_INFORMATION PROVIDED_
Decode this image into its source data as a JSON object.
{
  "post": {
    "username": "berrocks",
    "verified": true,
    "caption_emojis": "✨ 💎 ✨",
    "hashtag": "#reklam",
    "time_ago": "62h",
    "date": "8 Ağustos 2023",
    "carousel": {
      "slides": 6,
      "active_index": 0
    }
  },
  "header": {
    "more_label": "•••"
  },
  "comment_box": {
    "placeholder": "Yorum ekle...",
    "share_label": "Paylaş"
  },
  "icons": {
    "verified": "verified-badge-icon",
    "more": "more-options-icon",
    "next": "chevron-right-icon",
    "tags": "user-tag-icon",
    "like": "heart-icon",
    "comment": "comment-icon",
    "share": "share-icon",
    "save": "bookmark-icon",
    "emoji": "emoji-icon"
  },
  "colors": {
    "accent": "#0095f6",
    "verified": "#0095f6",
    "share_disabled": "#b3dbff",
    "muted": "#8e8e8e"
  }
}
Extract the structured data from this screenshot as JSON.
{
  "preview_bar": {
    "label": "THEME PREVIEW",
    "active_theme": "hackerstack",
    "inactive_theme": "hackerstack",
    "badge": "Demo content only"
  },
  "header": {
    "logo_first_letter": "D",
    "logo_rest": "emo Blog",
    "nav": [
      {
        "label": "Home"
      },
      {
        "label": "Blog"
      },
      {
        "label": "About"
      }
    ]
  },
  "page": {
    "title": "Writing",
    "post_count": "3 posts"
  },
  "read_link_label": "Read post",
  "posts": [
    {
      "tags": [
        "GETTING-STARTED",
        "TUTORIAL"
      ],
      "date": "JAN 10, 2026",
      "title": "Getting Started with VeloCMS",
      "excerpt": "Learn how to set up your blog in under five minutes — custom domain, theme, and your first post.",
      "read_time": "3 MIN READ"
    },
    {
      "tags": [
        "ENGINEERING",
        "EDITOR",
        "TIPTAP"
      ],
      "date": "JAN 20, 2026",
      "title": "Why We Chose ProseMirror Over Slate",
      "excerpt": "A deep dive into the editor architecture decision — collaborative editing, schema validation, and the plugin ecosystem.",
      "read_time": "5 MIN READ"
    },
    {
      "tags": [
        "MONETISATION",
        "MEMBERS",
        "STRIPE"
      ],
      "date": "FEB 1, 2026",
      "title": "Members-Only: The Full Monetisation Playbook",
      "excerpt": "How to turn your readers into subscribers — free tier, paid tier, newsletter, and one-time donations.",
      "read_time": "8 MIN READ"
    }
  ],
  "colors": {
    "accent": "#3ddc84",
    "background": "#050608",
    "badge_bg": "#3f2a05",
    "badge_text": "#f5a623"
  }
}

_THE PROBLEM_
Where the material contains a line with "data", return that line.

_TASK SOLUTION_
Decode this image into its source data as a JSON object.
Extract the structured data from this screenshot as JSON.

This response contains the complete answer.